17 Aug



Makin’ Whoopee

24 Jan


Played a show in Manhattan — a place called Ella’s Lounge / Studio A. The most important lesson learned is that parking doesn’t necessarily cost $40 in the Lower East Side if one has confidence.

I’ve always been uncomfortable with the lyric “the judge said budge right into jail” from the song “Makin’ Whoopee” — I always assumed it’s a Cole Porter tune, but it isn’t. Let’s look at it:

[He says ‘now,]
judge, suppose I
fail?’ The judge says
budge, right into
jail. You’d better
keep her. I think it’s
cheaper than makin’

Masterful rhyming, that’s for sure; I’ve divided it up by measure. But…it’s that word ‘budge’ that annoys me. There’s no definition in the OED that makes sense in this context, though we all understand what it means. Let’s look at the opening stanza, which I’ve always particularly liked:

bride, another
June, another
sunny honey-
moon, another
season, another
reason, for makin’

And there you have it. The pattern of rhyme is different, and it doesn’t feel forced. The first and third lines (brackets indicate the pickup) have no rhyme in this stanza, and they don’t need to. So the ‘udge’ is not only used unnecessarily (the second judge could have been a pronoun), but the incorrect use of budge could have been avoided altogether by replacing it with any of a million other possibilities. Ugh!

19 – 28

22 Jan

Rehearsal in Brooklyn.

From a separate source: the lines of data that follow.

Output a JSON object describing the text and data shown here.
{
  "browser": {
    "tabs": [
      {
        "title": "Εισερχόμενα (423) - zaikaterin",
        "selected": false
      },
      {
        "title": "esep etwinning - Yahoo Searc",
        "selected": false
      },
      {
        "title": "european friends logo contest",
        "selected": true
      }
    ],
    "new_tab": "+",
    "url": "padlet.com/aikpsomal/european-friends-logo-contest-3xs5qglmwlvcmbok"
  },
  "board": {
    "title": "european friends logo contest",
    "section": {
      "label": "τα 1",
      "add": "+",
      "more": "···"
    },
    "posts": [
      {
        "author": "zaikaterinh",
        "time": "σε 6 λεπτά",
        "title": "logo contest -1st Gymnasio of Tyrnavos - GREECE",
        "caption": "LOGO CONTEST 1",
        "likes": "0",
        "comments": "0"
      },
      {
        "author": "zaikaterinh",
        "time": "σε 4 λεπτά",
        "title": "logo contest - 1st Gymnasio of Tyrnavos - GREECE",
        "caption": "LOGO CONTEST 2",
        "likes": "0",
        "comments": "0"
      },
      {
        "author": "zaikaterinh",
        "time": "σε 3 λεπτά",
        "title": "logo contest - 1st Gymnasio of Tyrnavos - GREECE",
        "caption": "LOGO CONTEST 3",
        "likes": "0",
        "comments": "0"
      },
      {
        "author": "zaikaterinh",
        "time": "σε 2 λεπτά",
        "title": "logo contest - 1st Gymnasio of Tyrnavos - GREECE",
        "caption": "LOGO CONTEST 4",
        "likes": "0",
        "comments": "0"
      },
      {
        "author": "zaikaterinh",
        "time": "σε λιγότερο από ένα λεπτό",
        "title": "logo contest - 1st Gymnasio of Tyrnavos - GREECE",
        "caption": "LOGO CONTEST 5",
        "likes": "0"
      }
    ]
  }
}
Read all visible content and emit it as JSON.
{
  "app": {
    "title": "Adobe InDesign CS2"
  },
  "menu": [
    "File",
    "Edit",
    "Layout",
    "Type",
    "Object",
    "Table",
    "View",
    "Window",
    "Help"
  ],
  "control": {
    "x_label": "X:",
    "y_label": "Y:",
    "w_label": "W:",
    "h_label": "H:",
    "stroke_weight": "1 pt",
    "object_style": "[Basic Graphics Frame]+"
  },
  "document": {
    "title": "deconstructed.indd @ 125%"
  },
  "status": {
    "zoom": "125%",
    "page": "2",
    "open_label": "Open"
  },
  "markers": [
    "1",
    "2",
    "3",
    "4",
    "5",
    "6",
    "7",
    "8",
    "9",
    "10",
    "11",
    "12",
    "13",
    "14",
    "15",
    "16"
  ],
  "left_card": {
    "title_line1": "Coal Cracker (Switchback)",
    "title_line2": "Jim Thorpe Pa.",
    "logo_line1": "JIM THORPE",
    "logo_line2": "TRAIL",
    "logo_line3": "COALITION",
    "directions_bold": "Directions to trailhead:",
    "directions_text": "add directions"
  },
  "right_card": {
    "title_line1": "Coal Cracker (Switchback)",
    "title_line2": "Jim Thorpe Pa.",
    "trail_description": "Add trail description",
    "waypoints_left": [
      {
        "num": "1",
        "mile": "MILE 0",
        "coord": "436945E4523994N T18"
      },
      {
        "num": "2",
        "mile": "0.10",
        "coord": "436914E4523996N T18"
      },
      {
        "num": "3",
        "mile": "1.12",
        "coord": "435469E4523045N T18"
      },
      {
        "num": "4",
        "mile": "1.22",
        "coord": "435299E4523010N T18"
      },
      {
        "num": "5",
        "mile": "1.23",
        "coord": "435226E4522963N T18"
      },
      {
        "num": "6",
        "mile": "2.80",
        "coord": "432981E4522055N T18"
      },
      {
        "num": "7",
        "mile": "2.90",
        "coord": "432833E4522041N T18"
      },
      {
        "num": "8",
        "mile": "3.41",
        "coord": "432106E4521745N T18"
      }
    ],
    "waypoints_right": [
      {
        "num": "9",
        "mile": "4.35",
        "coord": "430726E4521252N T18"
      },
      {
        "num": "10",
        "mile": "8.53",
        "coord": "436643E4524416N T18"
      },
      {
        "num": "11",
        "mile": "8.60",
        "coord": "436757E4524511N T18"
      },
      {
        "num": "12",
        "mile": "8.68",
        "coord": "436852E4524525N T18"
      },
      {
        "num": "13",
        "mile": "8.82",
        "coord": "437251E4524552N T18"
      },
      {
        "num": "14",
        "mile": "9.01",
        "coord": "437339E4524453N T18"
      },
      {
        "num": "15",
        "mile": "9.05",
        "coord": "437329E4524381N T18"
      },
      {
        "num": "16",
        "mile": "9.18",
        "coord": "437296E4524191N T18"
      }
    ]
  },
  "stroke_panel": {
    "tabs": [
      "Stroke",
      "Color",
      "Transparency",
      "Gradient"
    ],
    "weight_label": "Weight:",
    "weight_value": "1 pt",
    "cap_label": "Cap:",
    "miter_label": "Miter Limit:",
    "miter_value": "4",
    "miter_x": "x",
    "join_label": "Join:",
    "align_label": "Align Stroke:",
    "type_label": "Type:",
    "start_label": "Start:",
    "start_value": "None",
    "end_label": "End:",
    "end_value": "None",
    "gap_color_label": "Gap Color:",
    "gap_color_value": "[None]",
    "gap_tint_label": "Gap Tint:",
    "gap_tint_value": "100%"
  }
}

Bass always came naturally to me–I wasn’t quite sure what Paul McCartney was playing on the recordings, I thought bass was just something that added an indistinguishable low end. And when I got my first guitar it only took a few months before I realized that I’d memorized and could hum pretty much every Beatles bass line. I didn’t know it was bass yet. And when I began playing bass I had an instinct about it, I didn’t know what I was doing, but I could hit any note given to me as if I did. So it’s always been fairly simple and fun to show up at any rehearsal or gig unprepared, knowing I’d still play excellently. And it’s not laziness…I know what it is to practice, and to be nervous on stage, as I would be when I was a tympanist, practicing endlessly and taking more pleasure in performing Dvorak than I have in performing anything else. It’s just what comes easy.

Piano–a way to memorize tunes is to memorize the melody first, and it’s recommended to memorize the lyrics while you’re doing that, and then to learn the chords off the melody. I didn’t believe it at first, but it seems to work for me.

As many times as I’ve made the drives between NYC and Philly, I had no idea how to get off the Turnpike and pack into Philly last night. I wonder if I have business expenses. I wonder if I am a business.